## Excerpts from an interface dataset
************

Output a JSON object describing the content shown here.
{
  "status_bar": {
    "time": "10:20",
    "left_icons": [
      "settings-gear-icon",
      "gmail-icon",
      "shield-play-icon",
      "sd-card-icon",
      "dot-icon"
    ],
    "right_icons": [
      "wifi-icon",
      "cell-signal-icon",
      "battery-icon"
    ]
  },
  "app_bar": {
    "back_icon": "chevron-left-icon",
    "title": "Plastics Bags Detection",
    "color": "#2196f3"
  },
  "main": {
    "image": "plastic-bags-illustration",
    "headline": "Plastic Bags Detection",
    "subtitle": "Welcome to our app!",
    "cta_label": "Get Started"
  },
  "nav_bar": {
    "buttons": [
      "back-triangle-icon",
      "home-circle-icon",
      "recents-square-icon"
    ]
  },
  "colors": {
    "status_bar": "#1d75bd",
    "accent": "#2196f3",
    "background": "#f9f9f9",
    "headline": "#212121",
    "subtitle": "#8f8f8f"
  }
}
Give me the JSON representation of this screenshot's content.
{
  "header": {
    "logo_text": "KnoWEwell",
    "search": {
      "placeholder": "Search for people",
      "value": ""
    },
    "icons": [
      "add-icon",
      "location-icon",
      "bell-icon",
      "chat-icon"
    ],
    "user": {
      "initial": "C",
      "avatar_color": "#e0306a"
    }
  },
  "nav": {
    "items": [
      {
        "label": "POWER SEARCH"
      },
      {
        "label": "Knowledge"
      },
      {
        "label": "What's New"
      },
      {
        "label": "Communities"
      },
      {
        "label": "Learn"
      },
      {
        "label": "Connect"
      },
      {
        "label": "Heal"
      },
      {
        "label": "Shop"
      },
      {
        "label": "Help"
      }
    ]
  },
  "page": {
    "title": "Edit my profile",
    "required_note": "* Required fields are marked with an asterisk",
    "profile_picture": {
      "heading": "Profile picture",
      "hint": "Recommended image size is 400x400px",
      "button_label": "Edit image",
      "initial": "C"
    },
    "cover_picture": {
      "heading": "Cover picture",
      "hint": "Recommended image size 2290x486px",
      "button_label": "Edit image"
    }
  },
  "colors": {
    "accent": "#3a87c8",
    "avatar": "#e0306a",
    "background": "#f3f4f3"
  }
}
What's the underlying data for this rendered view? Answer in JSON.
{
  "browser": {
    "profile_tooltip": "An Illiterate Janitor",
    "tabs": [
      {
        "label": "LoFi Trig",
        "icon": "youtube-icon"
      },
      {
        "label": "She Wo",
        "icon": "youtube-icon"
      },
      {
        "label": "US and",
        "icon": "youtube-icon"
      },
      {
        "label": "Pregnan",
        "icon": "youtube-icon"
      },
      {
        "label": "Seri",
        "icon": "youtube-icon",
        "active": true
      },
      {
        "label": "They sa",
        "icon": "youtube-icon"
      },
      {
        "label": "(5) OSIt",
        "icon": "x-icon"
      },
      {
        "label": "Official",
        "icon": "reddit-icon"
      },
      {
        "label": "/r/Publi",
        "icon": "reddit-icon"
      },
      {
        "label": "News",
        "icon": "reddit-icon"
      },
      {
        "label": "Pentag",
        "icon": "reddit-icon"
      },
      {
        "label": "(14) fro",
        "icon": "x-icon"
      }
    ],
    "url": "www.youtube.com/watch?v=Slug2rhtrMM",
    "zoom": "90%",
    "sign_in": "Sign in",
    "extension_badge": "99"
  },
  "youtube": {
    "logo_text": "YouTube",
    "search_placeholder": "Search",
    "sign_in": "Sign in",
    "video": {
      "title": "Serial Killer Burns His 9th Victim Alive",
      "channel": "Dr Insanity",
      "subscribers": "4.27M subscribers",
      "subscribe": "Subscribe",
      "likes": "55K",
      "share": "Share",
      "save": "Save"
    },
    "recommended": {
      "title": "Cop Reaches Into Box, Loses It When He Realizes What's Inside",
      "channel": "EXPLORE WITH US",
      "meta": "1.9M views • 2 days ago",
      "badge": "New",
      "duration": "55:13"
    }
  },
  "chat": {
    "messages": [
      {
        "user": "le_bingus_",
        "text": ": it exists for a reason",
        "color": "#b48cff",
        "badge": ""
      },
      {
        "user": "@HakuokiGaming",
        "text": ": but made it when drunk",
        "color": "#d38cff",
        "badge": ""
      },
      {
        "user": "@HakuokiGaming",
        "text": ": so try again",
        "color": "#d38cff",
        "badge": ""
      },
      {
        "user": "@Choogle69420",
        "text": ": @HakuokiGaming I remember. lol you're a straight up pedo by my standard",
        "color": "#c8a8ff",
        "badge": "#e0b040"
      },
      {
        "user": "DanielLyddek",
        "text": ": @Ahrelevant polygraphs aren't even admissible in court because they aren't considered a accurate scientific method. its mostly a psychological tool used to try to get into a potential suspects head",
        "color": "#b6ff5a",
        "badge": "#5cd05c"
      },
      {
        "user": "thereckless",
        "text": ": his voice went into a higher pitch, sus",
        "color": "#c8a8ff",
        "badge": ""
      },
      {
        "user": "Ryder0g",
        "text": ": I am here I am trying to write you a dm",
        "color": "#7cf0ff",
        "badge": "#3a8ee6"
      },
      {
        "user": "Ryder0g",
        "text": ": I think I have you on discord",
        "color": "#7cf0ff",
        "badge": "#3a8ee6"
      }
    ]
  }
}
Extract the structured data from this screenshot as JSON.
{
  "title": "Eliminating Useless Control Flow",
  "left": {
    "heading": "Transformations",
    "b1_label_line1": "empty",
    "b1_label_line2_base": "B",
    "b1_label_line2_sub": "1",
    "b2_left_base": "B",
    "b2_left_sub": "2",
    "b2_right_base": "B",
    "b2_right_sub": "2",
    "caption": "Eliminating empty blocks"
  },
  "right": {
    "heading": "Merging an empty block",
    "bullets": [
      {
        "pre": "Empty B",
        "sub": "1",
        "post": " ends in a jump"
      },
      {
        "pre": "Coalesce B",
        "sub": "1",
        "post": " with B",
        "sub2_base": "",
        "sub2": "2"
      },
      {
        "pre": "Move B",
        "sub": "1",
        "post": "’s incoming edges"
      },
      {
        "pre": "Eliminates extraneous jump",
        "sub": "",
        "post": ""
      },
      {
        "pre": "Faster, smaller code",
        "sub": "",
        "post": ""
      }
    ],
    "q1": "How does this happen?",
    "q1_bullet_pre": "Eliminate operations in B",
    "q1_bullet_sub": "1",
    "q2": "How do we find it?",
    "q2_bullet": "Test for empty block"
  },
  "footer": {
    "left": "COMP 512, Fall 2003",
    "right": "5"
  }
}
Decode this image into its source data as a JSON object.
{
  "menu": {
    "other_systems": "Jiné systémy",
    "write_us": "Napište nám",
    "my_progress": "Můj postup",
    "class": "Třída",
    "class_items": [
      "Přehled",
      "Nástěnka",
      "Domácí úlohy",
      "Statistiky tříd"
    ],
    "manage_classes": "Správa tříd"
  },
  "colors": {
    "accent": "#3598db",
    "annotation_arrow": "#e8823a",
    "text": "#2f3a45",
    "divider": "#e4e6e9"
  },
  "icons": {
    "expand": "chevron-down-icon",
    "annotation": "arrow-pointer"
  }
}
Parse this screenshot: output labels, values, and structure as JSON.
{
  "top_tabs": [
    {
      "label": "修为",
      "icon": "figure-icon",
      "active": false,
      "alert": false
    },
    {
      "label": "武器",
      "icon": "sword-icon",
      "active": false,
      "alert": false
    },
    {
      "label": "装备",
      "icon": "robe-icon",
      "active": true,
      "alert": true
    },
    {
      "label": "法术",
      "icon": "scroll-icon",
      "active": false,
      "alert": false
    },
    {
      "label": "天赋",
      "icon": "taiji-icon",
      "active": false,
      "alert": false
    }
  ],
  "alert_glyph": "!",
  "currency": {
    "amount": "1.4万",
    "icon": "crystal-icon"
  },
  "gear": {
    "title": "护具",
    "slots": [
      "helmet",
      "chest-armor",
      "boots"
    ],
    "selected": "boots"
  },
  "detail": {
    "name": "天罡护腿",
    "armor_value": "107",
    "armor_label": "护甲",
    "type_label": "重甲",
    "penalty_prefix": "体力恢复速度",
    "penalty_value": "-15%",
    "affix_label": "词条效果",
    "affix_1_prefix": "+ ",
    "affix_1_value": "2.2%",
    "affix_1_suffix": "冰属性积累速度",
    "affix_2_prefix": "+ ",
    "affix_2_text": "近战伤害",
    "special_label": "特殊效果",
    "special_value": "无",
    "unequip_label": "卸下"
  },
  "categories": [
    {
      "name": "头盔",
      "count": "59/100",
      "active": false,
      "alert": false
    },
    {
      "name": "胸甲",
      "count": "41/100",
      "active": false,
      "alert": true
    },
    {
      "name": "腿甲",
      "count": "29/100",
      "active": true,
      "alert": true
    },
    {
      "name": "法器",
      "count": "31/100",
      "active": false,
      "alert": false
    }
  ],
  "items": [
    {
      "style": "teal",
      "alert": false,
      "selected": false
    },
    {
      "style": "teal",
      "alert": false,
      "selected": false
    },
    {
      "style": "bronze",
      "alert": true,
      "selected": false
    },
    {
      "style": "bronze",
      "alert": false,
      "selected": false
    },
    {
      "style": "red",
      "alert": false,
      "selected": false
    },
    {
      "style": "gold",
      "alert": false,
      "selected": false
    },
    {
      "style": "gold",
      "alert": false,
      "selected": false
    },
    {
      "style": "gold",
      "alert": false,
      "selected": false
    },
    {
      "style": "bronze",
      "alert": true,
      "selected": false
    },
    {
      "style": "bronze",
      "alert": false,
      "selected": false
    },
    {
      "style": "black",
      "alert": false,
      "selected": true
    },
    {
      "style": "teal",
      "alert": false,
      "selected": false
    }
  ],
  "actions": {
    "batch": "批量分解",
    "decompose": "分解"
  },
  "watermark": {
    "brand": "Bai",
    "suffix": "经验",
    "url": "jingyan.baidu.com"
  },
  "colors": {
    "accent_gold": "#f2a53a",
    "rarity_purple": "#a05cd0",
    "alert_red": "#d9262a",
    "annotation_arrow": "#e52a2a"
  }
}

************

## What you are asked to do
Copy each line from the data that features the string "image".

## Task response
    "image": "plastic-bags-illustration",
      "hint": "Recommended image size is 400x400px",
      "button_label": "Edit image",
      "hint": "Recommended image size 2290x486px",
      "button_label": "Edit image"
Decode this image into its source data as a JSON object.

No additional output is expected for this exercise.